If you get as busy as the church of Agia Foteini, you, too, can be everything!
Disclaimer: I am not everything, nor do I have a job yet.
I, like most graduate students I know in the humanities, feel the beginnings of an anxiety attack whenever I think about future employment. Job ads are looking for candidates capable of teaching archaeology, history of art, ancient history, and two ancient languages. They want a high research profile but also evidence of extensive and impeccable teaching. It’s scary, and I have days when I just don’t know what to do. On the days I do, I try to keep in mind the example of a few of my peers who “made it.”
A fellow student who graduated a short while ago and got a job in our field, possessing of a much more analytical and calm mind than yours truly, figured out early on in her education what most universities are looking for in faculty: research, teaching, and academic/administrative service. (One also hopes these would be valuable skills in the non-academic world.) She then made a point of doing a little bit of each every semester. Importantly, she pointed out that not all of these need be huge commitments, and some of them are easiest to realize while still a pre-candidate (so start early!). Part-taking in the running of a graduate student organization will give you valuable experience with organizing, fund-raising, the bureaucracy involved, running meetings, and perhaps organizing conferences. Some of my friends are student representatives on departmental committees. You might also need to go outside of the university for more experience: my program does not have a need for a lot of GSIs or lecturers, so I am currently applying to teach short study-abroad courses in the summers to boost my teaching profile.
Another student had less experience by way of “service,” but had consciously written not only on her core research but also on a broad range of topics within and outside her field. Not all of these articles were as profound, thorough, and ground-breaking as her main research project, but they show she is capable of speaking intelligently about different topics and is familiar with some debates and issues within subfields. It’s in no one’s interest to write articles or present papers that are subpar, but maybe you can identify a small issue that interests you that you can worry at without devoting your life to it. I am not an art historian, but I am publishing a small set of terracotta figurines found in an excavation I participated in. It will not revolutionize the field, but it’s also not going to take me years to publish. It is teaching me a whole lot about basic skills art historians use on a daily basis, and will not only add a line to my CV but will allow me to talk to art historians without sounding like a complete bumbling idiot. It can be difficult to write outside of your comfort zone, but I try to remind myself that it’s okay to dabble.
Other ways to boost your CV, sometimes without even realizing, is to get a bit more serious about your past-times, passions, and hobbies. I am interested in gender, intersectionality, and inequality. Visiting feminist discussion forums, reading articles and blogs online, and writing occasional contributions myself feels like a break from academics and research, but without realizing it, I have been doing research on these topics for years. Again, this does not mean I am an expert or a specialist in the field, but I am now capable of having a somewhat informed discussion about gender and can, to a degree, incorporate it into my research and teaching.

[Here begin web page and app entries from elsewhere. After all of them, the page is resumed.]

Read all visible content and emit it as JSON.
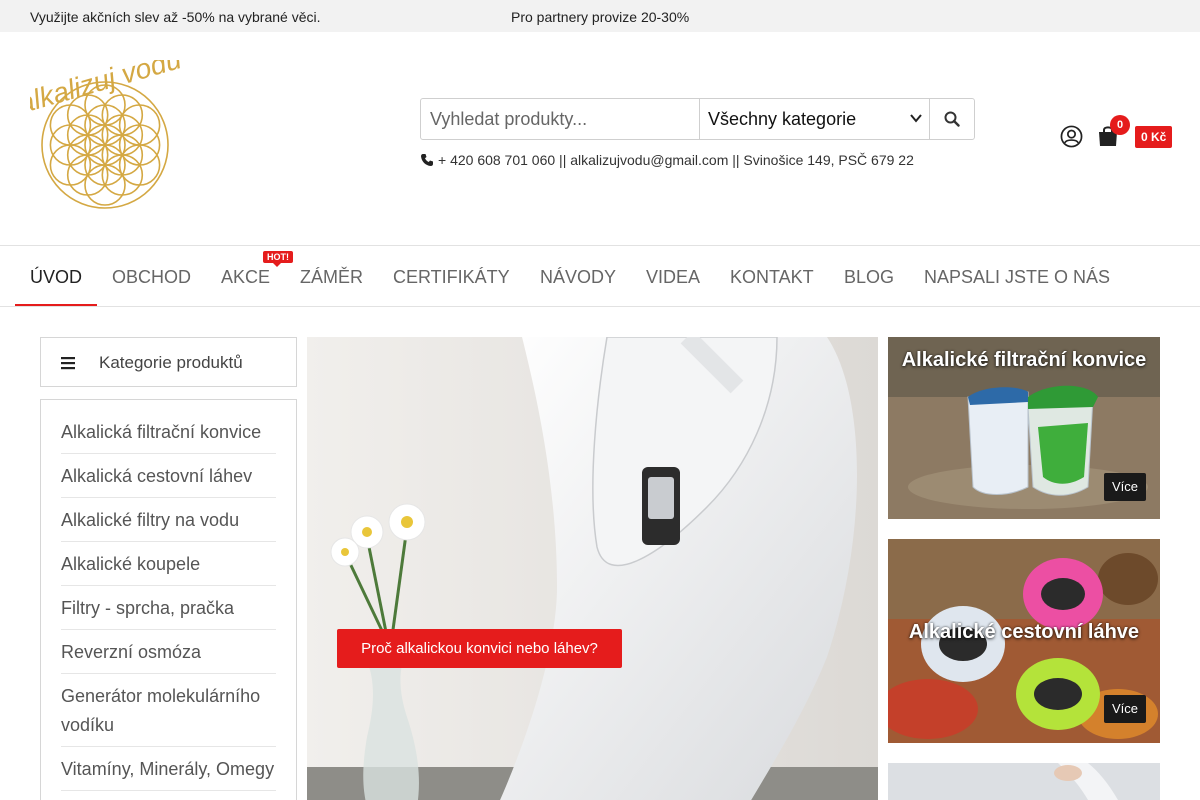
{
  "topbar": {
    "promo": "Využijte akčních slev až -50% na vybrané věci.",
    "partner": "Pro partnery provize 20-30%"
  },
  "logo": {
    "text": "alkalizuj vodu"
  },
  "search": {
    "placeholder": "Vyhledat produkty...",
    "category": "Všechny kategorie"
  },
  "contact": {
    "text": "+ 420 608 701 060 ||  alkalizujvodu@gmail.com || Svinošice 149, PSČ 679 22"
  },
  "cart": {
    "count": "0",
    "total": "0 Kč"
  },
  "nav": {
    "items": [
      "ÚVOD",
      "OBCHOD",
      "AKCE",
      "ZÁMĚR",
      "CERTIFIKÁTY",
      "NÁVODY",
      "VIDEA",
      "KONTAKT",
      "BLOG",
      "NAPSALI JSTE O NÁS"
    ],
    "hot": "HOT!"
  },
  "categories": {
    "title": "Kategorie produktů",
    "items": [
      "Alkalická filtrační konvice",
      "Alkalická cestovní láhev",
      "Alkalické filtry na vodu",
      "Alkalické koupele",
      "Filtry - sprcha, pračka",
      "Reverzní osmóza",
      "Generátor molekulárního vodíku",
      "Vitamíny, Minerály, Omegy"
    ]
  },
  "hero": {
    "button": "Proč alkalickou konvici nebo láhev?"
  },
  "banners": [
    {
      "title": "Alkalické filtrační konvice",
      "more": "Více"
    },
    {
      "title": "Alkalické cestovní láhve",
      "more": "Více"
    }
  ],
  "colors": {
    "accent": "#e51c1c",
    "logo_gold": "#d4a843"
  }
}
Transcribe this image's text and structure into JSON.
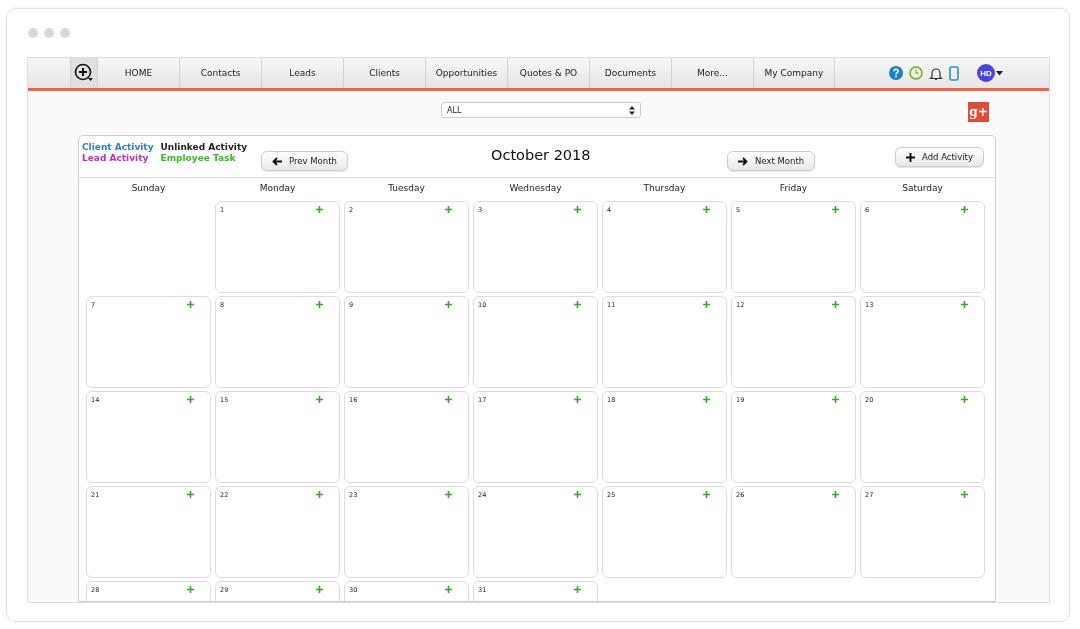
{
  "nav": {
    "items": [
      {
        "label": "HOME"
      },
      {
        "label": "Contacts"
      },
      {
        "label": "Leads"
      },
      {
        "label": "Clients"
      },
      {
        "label": "Opportunities"
      },
      {
        "label": "Quotes & PO"
      },
      {
        "label": "Documents"
      },
      {
        "label": "More..."
      },
      {
        "label": "My Company"
      }
    ],
    "avatar": "HD"
  },
  "filter": {
    "value": "ALL"
  },
  "gplus": "g+",
  "legend": [
    {
      "label": "Client Activity",
      "color": "#2f7fc1"
    },
    {
      "label": "Unlinked Activity",
      "color": "#222222"
    },
    {
      "label": "Lead Activity",
      "color": "#c02fc0"
    },
    {
      "label": "Employee Task",
      "color": "#3cb62a"
    }
  ],
  "calendar": {
    "title": "October 2018",
    "prev": "Prev Month",
    "next": "Next Month",
    "add": "Add Activity",
    "weekdays": [
      "Sunday",
      "Monday",
      "Tuesday",
      "Wednesday",
      "Thursday",
      "Friday",
      "Saturday"
    ],
    "weeks": [
      [
        {
          "kind": "blank"
        },
        {
          "kind": "day",
          "day": "1"
        },
        {
          "kind": "day",
          "day": "2"
        },
        {
          "kind": "day",
          "day": "3"
        },
        {
          "kind": "day",
          "day": "4"
        },
        {
          "kind": "day",
          "day": "5"
        },
        {
          "kind": "day",
          "day": "6"
        }
      ],
      [
        {
          "kind": "day",
          "day": "7"
        },
        {
          "kind": "day",
          "day": "8"
        },
        {
          "kind": "day",
          "day": "9"
        },
        {
          "kind": "day",
          "day": "10"
        },
        {
          "kind": "day",
          "day": "11"
        },
        {
          "kind": "day",
          "day": "12"
        },
        {
          "kind": "day",
          "day": "13"
        }
      ],
      [
        {
          "kind": "day",
          "day": "14"
        },
        {
          "kind": "day",
          "day": "15"
        },
        {
          "kind": "day",
          "day": "16"
        },
        {
          "kind": "day",
          "day": "17"
        },
        {
          "kind": "day",
          "day": "18"
        },
        {
          "kind": "day",
          "day": "19"
        },
        {
          "kind": "day",
          "day": "20"
        }
      ],
      [
        {
          "kind": "day",
          "day": "21"
        },
        {
          "kind": "day",
          "day": "22"
        },
        {
          "kind": "day",
          "day": "23"
        },
        {
          "kind": "day",
          "day": "24"
        },
        {
          "kind": "day",
          "day": "25"
        },
        {
          "kind": "day",
          "day": "26"
        },
        {
          "kind": "day",
          "day": "27"
        }
      ],
      [
        {
          "kind": "day",
          "day": "28"
        },
        {
          "kind": "day",
          "day": "29"
        },
        {
          "kind": "day",
          "day": "30"
        },
        {
          "kind": "day",
          "day": "31"
        },
        {
          "kind": "blank"
        },
        {
          "kind": "blank"
        },
        {
          "kind": "blank"
        }
      ]
    ]
  }
}
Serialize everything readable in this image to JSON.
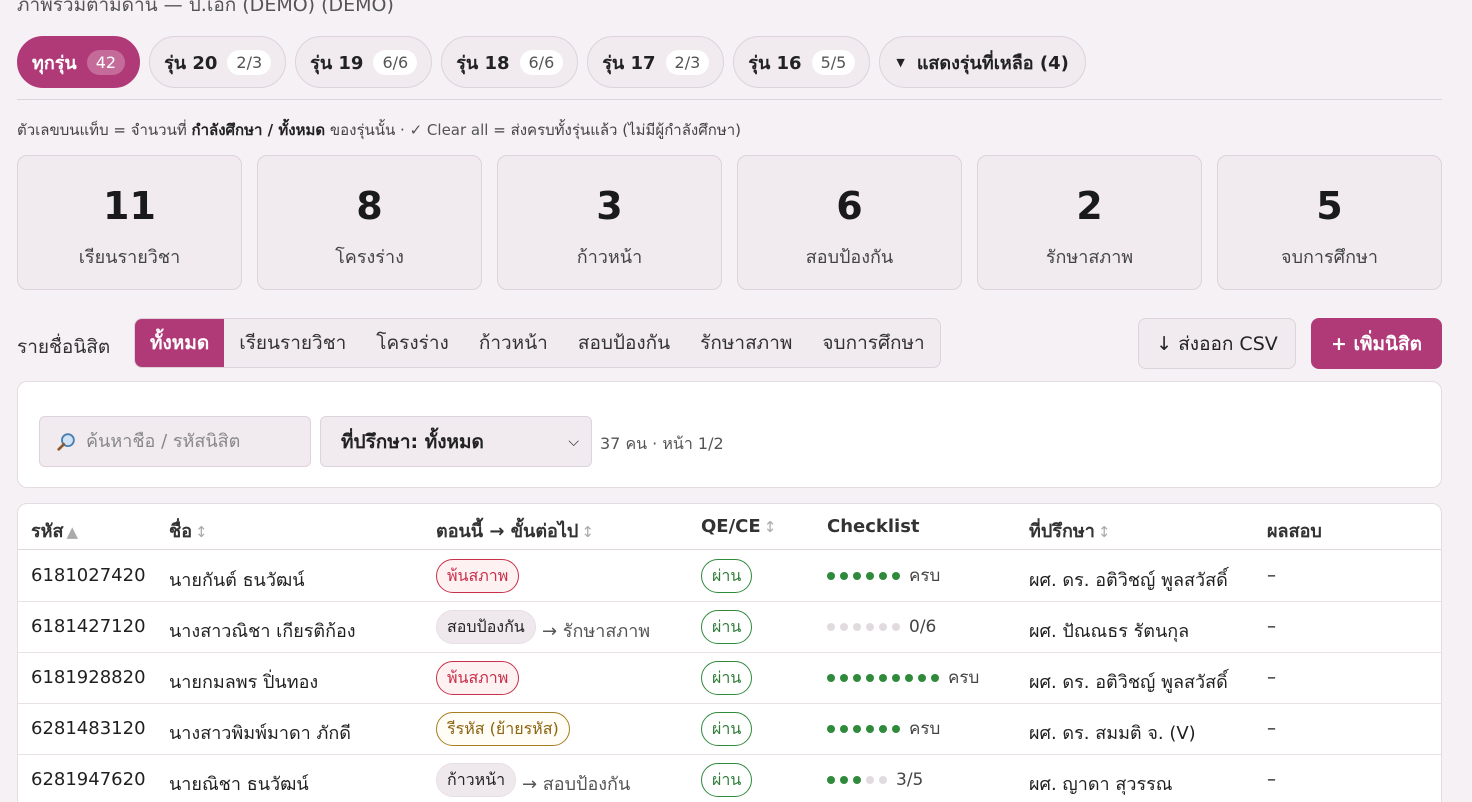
{
  "page_title": "ภาพรวมตามด่าน — ป.เอก (DEMO) (DEMO)",
  "cohorts": [
    {
      "label": "ทุกรุ่น",
      "count": "42",
      "active": true
    },
    {
      "label": "รุ่น 20",
      "count": "2/3"
    },
    {
      "label": "รุ่น 19",
      "count": "6/6"
    },
    {
      "label": "รุ่น 18",
      "count": "6/6"
    },
    {
      "label": "รุ่น 17",
      "count": "2/3"
    },
    {
      "label": "รุ่น 16",
      "count": "5/5"
    }
  ],
  "show_more_label": "แสดงรุ่นที่เหลือ (4)",
  "legend": {
    "prefix": "ตัวเลขบนแท็บ = จำนวนที่ ",
    "active": "กำลังศึกษา",
    "sep": " / ",
    "total": "ทั้งหมด",
    "mid": " ของรุ่นนั้น · ",
    "clear": "✓ Clear all",
    "suffix": "  = ส่งครบทั้งรุ่นแล้ว (ไม่มีผู้กำลังศึกษา)"
  },
  "stats": [
    {
      "value": "11",
      "label": "เรียนรายวิชา"
    },
    {
      "value": "8",
      "label": "โครงร่าง"
    },
    {
      "value": "3",
      "label": "ก้าวหน้า"
    },
    {
      "value": "6",
      "label": "สอบป้องกัน"
    },
    {
      "value": "2",
      "label": "รักษาสภาพ"
    },
    {
      "value": "5",
      "label": "จบการศึกษา"
    }
  ],
  "list_label": "รายชื่อนิสิต",
  "tabs": [
    "ทั้งหมด",
    "เรียนรายวิชา",
    "โครงร่าง",
    "ก้าวหน้า",
    "สอบป้องกัน",
    "รักษาสภาพ",
    "จบการศึกษา"
  ],
  "export_label": "↓ ส่งออก CSV",
  "add_label": "+ เพิ่มนิสิต",
  "search_placeholder": "ค้นหาชื่อ / รหัสนิสิต",
  "advisor_filter": "ที่ปรึกษา: ทั้งหมด",
  "result_count": "37 คน · หน้า 1/2",
  "table": {
    "headers": {
      "id": "รหัส",
      "name": "ชื่อ",
      "stage": "ตอนนี้ → ขั้นต่อไป",
      "qe": "QE/CE",
      "checklist": "Checklist",
      "advisor": "ที่ปรึกษา",
      "result": "ผลสอบ"
    },
    "rows": [
      {
        "id": "6181027420",
        "name": "นายกันต์ ธนวัฒน์",
        "stage": "พ้นสภาพ",
        "stage_style": "red",
        "next": "",
        "qe": "ผ่าน",
        "checklist_done": 6,
        "checklist_total": 6,
        "checklist_text": "ครบ",
        "advisor": "ผศ. ดร. อติวิชญ์ พูลสวัสดิ์",
        "result": "–"
      },
      {
        "id": "6181427120",
        "name": "นางสาวณิชา เกียรติก้อง",
        "stage": "สอบป้องกัน",
        "stage_style": "gray",
        "next": "→ รักษาสภาพ",
        "qe": "ผ่าน",
        "checklist_done": 0,
        "checklist_total": 6,
        "checklist_text": "0/6",
        "advisor": "ผศ. ปัณณธร รัตนกุล",
        "result": "–"
      },
      {
        "id": "6181928820",
        "name": "นายกมลพร ปิ่นทอง",
        "stage": "พ้นสภาพ",
        "stage_style": "red",
        "next": "",
        "qe": "ผ่าน",
        "checklist_done": 9,
        "checklist_total": 9,
        "checklist_text": "ครบ",
        "advisor": "ผศ. ดร. อติวิชญ์ พูลสวัสดิ์",
        "result": "–"
      },
      {
        "id": "6281483120",
        "name": "นางสาวพิมพ์มาดา ภักดี",
        "stage": "รีรหัส (ย้ายรหัส)",
        "stage_style": "gold",
        "next": "",
        "qe": "ผ่าน",
        "checklist_done": 6,
        "checklist_total": 6,
        "checklist_text": "ครบ",
        "advisor": "ผศ. ดร. สมมติ จ. (V)",
        "result": "–"
      },
      {
        "id": "6281947620",
        "name": "นายณิชา ธนวัฒน์",
        "stage": "ก้าวหน้า",
        "stage_style": "gray",
        "next": "→ สอบป้องกัน",
        "qe": "ผ่าน",
        "checklist_done": 3,
        "checklist_total": 5,
        "checklist_text": "3/5",
        "advisor": "ผศ. ญาดา สุวรรณ",
        "result": "–"
      }
    ]
  },
  "colors": {
    "accent": "#b03a78",
    "pass_green": "#2f8a3c",
    "danger_red": "#c9304a",
    "warn_gold": "#a67c1e"
  }
}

Oh and, start a website. This was the one and only piece of advice given to me by someone I greatly admire, so I quickly did as told. I can’t say I have been inundated with job offers yet, but I have already run into people who know my name because my website popped up when they were googling projects I have worked on. (Wink-wink, nudge-nudge, it’s elinasalminen.wordpress.com.)